On his 146th birthday anniversary, Verashni Pillay reflects on Mahatma Gandhi's complicated legacy for a country whose majority he did not champion.
Readers speak their minds about leftist ideas, the Pistorius murder charge and Lonmin's tax affairs.
South Africa today suffers a confusion between the rule of the people, the rule of law and the rule of property.
Growing inequality has left the capitalist dream on its last gasp.

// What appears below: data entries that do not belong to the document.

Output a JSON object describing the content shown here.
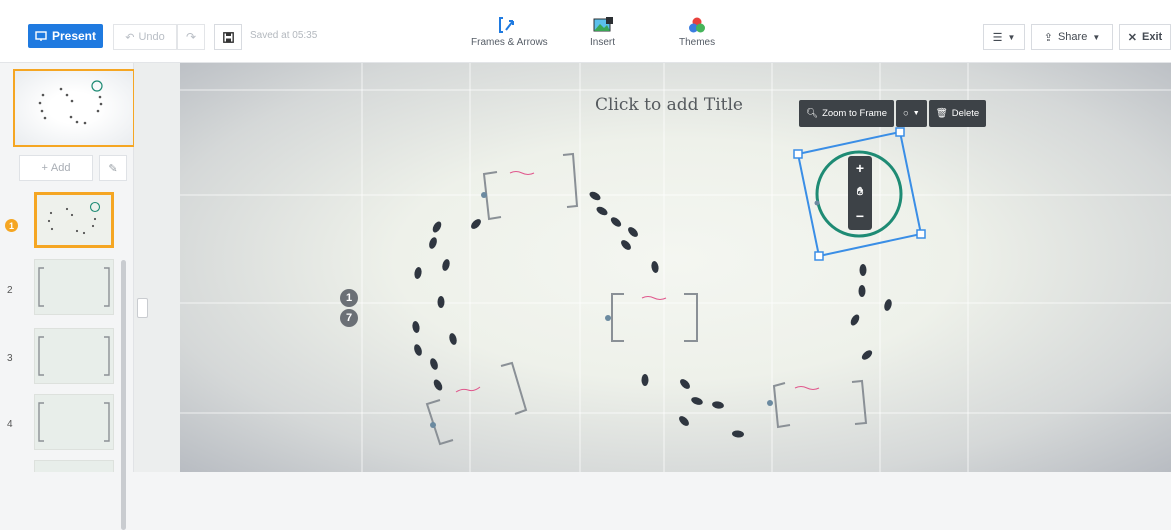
{
  "toolbar": {
    "present_label": "Present",
    "undo_label": "Undo",
    "saved_text": "Saved at 05:35",
    "tools": [
      {
        "label": "Frames & Arrows",
        "icon": "frames-arrows-icon"
      },
      {
        "label": "Insert",
        "icon": "insert-image-icon"
      },
      {
        "label": "Themes",
        "icon": "themes-icon"
      }
    ],
    "share_label": "Share",
    "exit_label": "Exit"
  },
  "sidebar": {
    "add_label": "Add",
    "active_badge": "1",
    "thumbnails": [
      {
        "number": "1",
        "active": true
      },
      {
        "number": "2",
        "active": false
      },
      {
        "number": "3",
        "active": false
      },
      {
        "number": "4",
        "active": false
      }
    ]
  },
  "canvas": {
    "title_placeholder": "Click to add Title",
    "zoom_toolbar": {
      "zoom_label": "Zoom to Frame",
      "delete_label": "Delete"
    },
    "path_badges": [
      "1",
      "7"
    ]
  },
  "colors": {
    "accent": "#1f7ae0",
    "active_slide": "#f5a623",
    "selection": "#3a8ee6",
    "circle_frame": "#1e8b74",
    "footprint": "#2f3640"
  }
}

And the sooner we all stop fantasising about the American Dream, the better.
Fanon creates a triad with Marx and Lenin, to help the EFF reclaim class from its racist foundations.
The extraordinary turnover of directors general has systematically weakened government performance and costs a fortune in salaries.
Two presidents seem to drive a nuclear deal as if it is a personal issue, instead of a matter of national importance.
As black people we need to liberate ourselves from self-doubt and wondering if we are ever really good enough - and dominate, writes Khaya Dlanga.
The racist, sexist attacks on the judge in the Pistorius trial may have been averted had the public been educated about key tenets of the law.
Parliament is there to serve the electorate and the fiscus, not to shield leaders like Jacob Zuma from tough questions – crude or not.
Avoidance and refusal have become default settings in government as requests for more information are routinely ignored.
Yusuf Talia's passing tells us a lot about South Africa. Our country is trapped in a fundamental generational crisis and a general crisis of age.
Prophets come and go, especially when they stop serving their function in society, writes Verashni Pillay, who hopes that TB Joshua’s time is nigh.
Haji Mohamed Dawjee does not see the problem with having something to do – like to braai – on a public holiday.
For we gender activists the Open Mosque is not quite so new. For over 20 years we've waged a gender jihad to gain inclusive access to mosques.
The crimes that are most preventable by police increased sharply last year. And the good news on rape is probably not good news at all.
Six years ago South Africa's president was ousted by his enemies in the ANC. Ex-editor Ray Hartley looks back.
Readers comment on Kebby Maphatsoe's character assassinations and protecting the public protector, and respond to a story on Brett Bailey's Exhibit B.
The South is still expected to bow to the North's idea of how the world should be put to rights, writes Mireille Fanon-Mendès-France.